The appellee sued the appellants, Video Power, Inc., and Robert A. Powers, to recover payments allegedly due under a lease agreement. Powers had purportedly signed the lease in his representative capacity as president of the named lessee, Video Power, Inc. of Augusta, which is evidently a separate entity from the appellant corporation, Video Power, Inc. The latter corporation had apparently assumed the rights and obligations of Video Power, Inc. of Augusta under the lease pursuant to a document subsequently executed by Powers as president of both companies.
Powers defended the action on the ground that he had signed the lease solely in a representative capacity and thus had not obligated himself personally. The trial court granted summary judgment to the appellee on this issue, based on undisputed evidence showing that the named lessee (Video Power, Inc. of Augusta) had not yet been issued a certificate of incorporation by the Secretary of State at the time Powers signed the lease on its behalf. This appeal is from a judgment subsequently entered against the appellants jointly and severally in the amount of $29,395.15, following a non-jury trial on the issue of damages. Video Power, Inc., is only nominally designated as an appellant, no issue having been raised concerning its liability. Held:

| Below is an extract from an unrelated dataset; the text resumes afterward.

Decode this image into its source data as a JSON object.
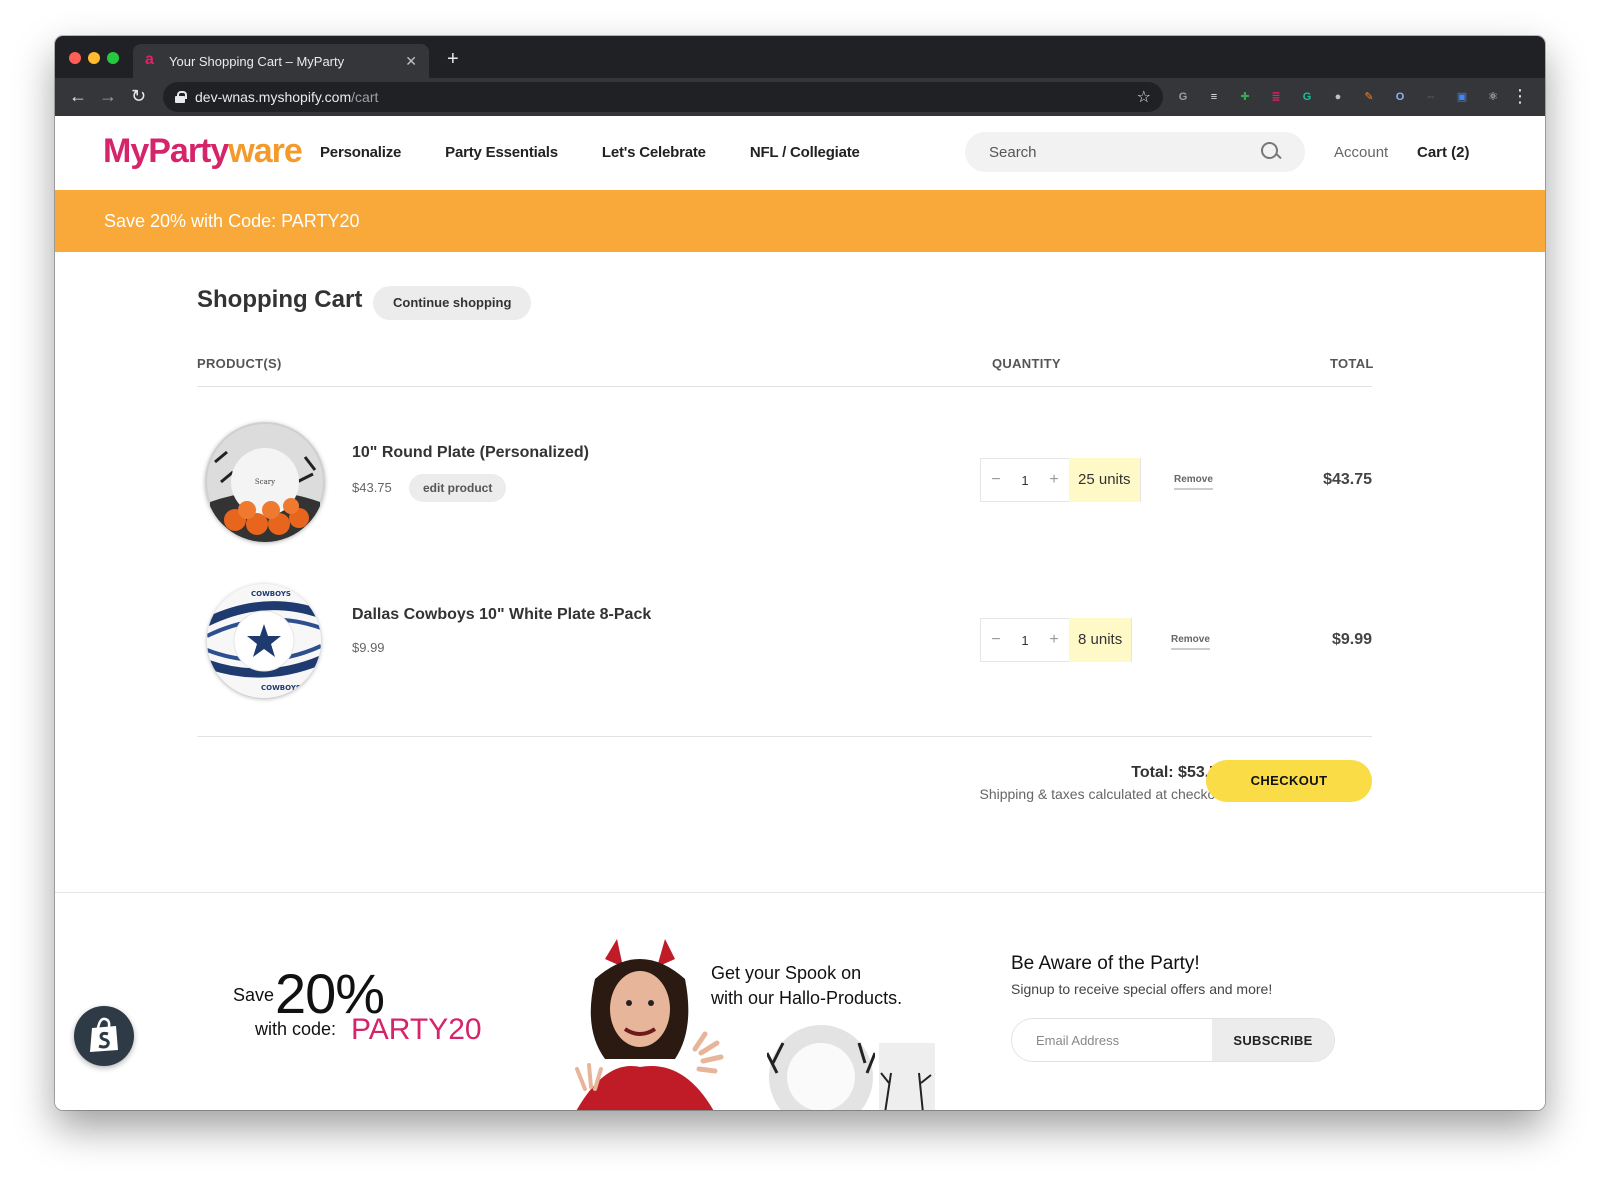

1. The judgment against Powers was authorized pursuant to OCGA 14-2-23
, which provides as follows: "All persons who assume to act as a corporation before the Secretary of State has issued the certificate of incorporation to the incorporator or incorporators or his or their attorney shall be jointly and severally liable for all debts and liabilities incurred or arising as a result thereof."

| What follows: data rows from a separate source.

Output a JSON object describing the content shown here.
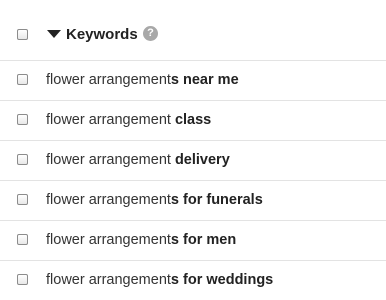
{
  "header": {
    "title": "Keywords",
    "help_glyph": "?",
    "sort_icon": "caret-down-icon",
    "help_icon": "question-circle-icon"
  },
  "rows": [
    {
      "prefix": "flower arrangement",
      "highlight": "s near me"
    },
    {
      "prefix": "flower arrangement ",
      "highlight": "class"
    },
    {
      "prefix": "flower arrangement ",
      "highlight": "delivery"
    },
    {
      "prefix": "flower arrangement",
      "highlight": "s for funerals"
    },
    {
      "prefix": "flower arrangement",
      "highlight": "s for men"
    },
    {
      "prefix": "flower arrangement",
      "highlight": "s for weddings"
    }
  ]
}
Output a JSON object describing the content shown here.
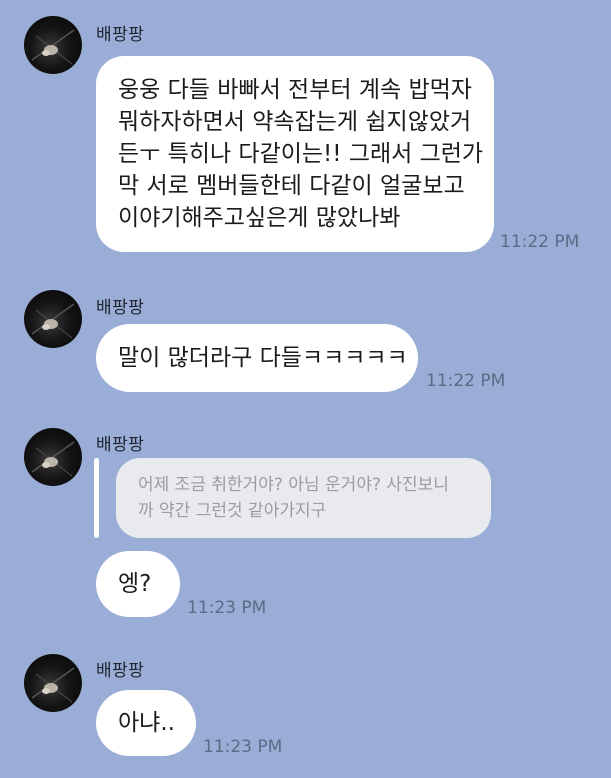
{
  "chat": {
    "messages": [
      {
        "sender": "배팡팡",
        "lines": [
          "웅웅 다들 바빠서 전부터 계속 밥먹자",
          "뭐하자하면서 약속잡는게 쉽지않았거",
          "든ㅜ 특히나 다같이는!! 그래서 그런가",
          "막 서로 멤버들한테 다같이 얼굴보고",
          "이야기해주고싶은게 많았나봐"
        ],
        "time": "11:22 PM"
      },
      {
        "sender": "배팡팡",
        "lines": [
          "말이 많더라구 다들ㅋㅋㅋㅋㅋ"
        ],
        "time": "11:22 PM"
      },
      {
        "sender": "배팡팡",
        "quote_lines": [
          "어제 조금 취한거야? 아님 운거야? 사진보니",
          "까 약간 그런것 같아가지구"
        ],
        "lines": [
          "엥?"
        ],
        "time": "11:23 PM"
      },
      {
        "sender": "배팡팡",
        "lines": [
          "아냐.."
        ],
        "time": "11:23 PM"
      }
    ]
  },
  "colors": {
    "background": "#9aadd6",
    "bubble": "#ffffff",
    "quote_bubble": "#e9eaee",
    "time_text": "#5c6b85"
  }
}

The trial court properly rejected Powers' defense that the doctrine of "estoppel by corporation" precluded a recovery against him personally based merely on the non-existence of the corporate principal at the time the lease agreement was signed. The doctrine of estoppel by corporation is set forth at OCGA 14-5-4
, as follows: "The existence of a corporation claiming a charter under color of law cannot be collaterally attacked by persons who have dealt with it as a corporation. Such persons are estopped from denying its corporate existence." Although the Official Comment to OCGA 14-2-23
specifies that the latter Code section was not intended to lessen the applicability of the estoppel by corporation doctrine, this court has held in no uncertain terms that the doctrine does not permit an individual to escape liability for obligations undertaken as an agent for a corporation which has not yet been "registered" (i.e., issued a certificate of incorporation) by the Secretary of State. See Don Swann Sales Corp. v. Echols, 160 Ga. App. 539
, 541 (287 SE2d 577
) (1981); Echols v. Vienna Sausage Mfg. Co., 162 Ga. App. 158 (2)
, 160 (290 SE2d 484
) (1982). Compare Goodwyne v. Moore, 170 Ga. App. 305 (316 SE2d 601) (1984)
. It follows that the trial court did not err in granting summary judgment to the appellee on this issue.
2. Appellant Powers further contends that the trial court erred in failing to consider the effect of a "certificate of estoppel" which, he claims, he executed in connection with the assignment of the original lessee's rights and obligations under the lease agreement to Video Power, Inc. However, it does not appear that any argument based on this document was asserted in the trial court; and if the document is contained in the record before us, its location therein has not been disclosed by Powers; nor, in fact, have the appellants provided this court with any specific references to the record. See generally Court of Appeals Rule 15 (c) (3) (i). Consequently, this contention presents nothing for review.
Gary Wisenbaker, for appellee.